When the pandemic suddenly sent everyone home in March 2020, “that’s when Prof. Lerner’s compassion and skill as an instructor truly shone,” a student testified. “He retained the discussion-based format of this class and maintained a positive, supportive tone in his communications with us.” He has a difficult job, concedes one student. “Even the proudest bookworms on Occidental’s campus are unlikely to pick up John Milton for pleasure. … [but] sit in on any of his classes and you’ll witness the unthinkable: clusters of Gen-Z kids debating whether Geoffrey Chaucer is a satirist or a classist, or arguing the significance of flower imagery with the same passion they bring to their personal lives.”

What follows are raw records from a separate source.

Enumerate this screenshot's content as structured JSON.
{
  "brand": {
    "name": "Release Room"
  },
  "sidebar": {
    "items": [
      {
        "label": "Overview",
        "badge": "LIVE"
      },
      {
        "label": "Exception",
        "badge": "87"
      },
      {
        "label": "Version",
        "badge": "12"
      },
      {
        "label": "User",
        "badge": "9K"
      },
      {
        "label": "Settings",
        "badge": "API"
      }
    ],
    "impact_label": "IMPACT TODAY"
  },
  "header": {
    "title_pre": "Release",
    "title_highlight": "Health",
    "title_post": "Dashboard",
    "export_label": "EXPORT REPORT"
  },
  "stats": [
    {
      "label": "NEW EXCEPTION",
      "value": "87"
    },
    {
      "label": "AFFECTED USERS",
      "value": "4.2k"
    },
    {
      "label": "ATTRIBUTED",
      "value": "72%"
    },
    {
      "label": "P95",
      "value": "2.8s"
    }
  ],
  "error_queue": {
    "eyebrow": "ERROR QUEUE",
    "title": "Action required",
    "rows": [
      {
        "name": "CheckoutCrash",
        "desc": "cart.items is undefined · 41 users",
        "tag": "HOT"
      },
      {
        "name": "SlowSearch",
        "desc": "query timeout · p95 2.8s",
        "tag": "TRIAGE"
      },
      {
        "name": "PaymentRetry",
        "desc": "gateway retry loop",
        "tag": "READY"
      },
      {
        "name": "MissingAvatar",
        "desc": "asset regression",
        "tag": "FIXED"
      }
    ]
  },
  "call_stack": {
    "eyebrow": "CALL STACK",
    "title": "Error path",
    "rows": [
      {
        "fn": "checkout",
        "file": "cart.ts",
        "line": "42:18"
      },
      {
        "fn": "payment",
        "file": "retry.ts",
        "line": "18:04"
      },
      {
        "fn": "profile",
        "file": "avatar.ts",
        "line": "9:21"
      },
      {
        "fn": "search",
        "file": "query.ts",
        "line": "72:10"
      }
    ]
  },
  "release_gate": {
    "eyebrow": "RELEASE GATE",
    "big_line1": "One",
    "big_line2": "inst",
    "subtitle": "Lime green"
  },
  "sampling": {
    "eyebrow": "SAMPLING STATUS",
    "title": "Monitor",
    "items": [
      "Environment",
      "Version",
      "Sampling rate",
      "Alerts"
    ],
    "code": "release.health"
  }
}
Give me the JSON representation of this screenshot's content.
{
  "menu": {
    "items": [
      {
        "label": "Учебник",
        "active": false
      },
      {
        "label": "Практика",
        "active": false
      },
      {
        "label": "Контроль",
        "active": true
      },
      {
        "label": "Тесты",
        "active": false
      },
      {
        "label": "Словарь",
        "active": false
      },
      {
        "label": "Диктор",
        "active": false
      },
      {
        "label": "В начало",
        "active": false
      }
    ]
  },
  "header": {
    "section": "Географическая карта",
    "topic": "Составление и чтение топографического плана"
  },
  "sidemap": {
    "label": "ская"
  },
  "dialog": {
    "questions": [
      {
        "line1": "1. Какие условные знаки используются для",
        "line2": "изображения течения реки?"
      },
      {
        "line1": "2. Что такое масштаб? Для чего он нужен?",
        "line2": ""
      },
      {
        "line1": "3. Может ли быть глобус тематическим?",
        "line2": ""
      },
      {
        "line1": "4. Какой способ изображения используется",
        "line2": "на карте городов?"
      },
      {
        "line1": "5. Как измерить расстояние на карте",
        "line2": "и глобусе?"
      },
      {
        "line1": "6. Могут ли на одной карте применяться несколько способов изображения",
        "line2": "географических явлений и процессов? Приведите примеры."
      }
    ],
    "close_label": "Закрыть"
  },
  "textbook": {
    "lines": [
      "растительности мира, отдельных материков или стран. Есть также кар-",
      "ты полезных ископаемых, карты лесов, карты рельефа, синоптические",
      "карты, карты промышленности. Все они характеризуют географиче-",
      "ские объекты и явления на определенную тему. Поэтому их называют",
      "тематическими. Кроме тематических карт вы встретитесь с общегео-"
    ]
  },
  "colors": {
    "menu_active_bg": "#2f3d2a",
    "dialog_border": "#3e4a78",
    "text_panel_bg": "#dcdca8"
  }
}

Ngo, the second White Prize recipient, was praised for her passion for economics generally, and microeconomic theory and economic development particularly. “Professor Ngo is so excited about economics that I bet she would scream it from the rooftops if she could,” one wrote. In the classroom, what her students call her genuineness and relatability, her well-structured and feedback-oriented teaching style, and her sense of humor make economics come alive. “One of the most noteworthy features of Professor Ngo is her willingness to listen,” one student wrote. “Rather than simply sending struggling students to the various support services on campus, she first sought information on how she could improve.” Genuine is the word that best describes Dr. Ngo, one student said. “I certainly was not an A student in her course, but I never once felt as if I was being judged for not knowing something. Not in class, not during the hours I spent in her office hours, not in the lengthy email chains we had.”

Multiple students say that they never would have thought about participating in summer research had Ngo not urged them to do so, and mentored them throughout the process. “Professor Ngo did above and beyond what was required: she tailored the research program for me so that I could benefit the most from the program,” one said. Her mentorship extends far beyond graduation. One student described how her advice and support guided her through her first jobs after graduation and then through the process of applying for graduate school. “I see her as my role model for teaching and mentoring,” she wrote. 

The students of Yu, the third White Prize winner, used a number of adjectives to describe her as a teacher and a mentor: Passionate, dedicated, kind, thoughtful, and encouraging among them. In the midst of the pandemic, they were impressed that she packed and mailed hundreds of boxes filled with test tubes and chemical reagents to bring the lab experience to them. They praise her efforts to create a more equitable and welcoming chemistry curriculum with new lab exercises that explore the chemistry of the Flint, Michigan water crisis and the climate impacts of burgeoning palm oil plantations. “This shows students a first-hand application of the chemistry they are learning, and makes students of diverse backgrounds feel welcome or like there is a space for them in the chemistry department,” one wrote. Quick to act on feedback and ideas, “Professor Yu’s teaching style truly embodies the spirit of collaborative scientific discovery,” another says.

Students also report blossoming under what one called “her dedication to both the intellectual and emotional well-being of her students.” Several cited the sense of community that she is able to foster in the Chemistry Department. Even when teaching online, “Professor Yu made not only myself, but all the students feel so welcome, included, important, and valued,” one student said. Yu’s students report that her mentorship extends far beyond the classroom. “I attribute my passion for chemistry to Professor Yu’s mentorship and guidance throughout my time at Oxy, and after,” said one recent graduate. Her impact has been far-reaching. As one student says, “Because of her efforts, I am a better scientist and citizen.”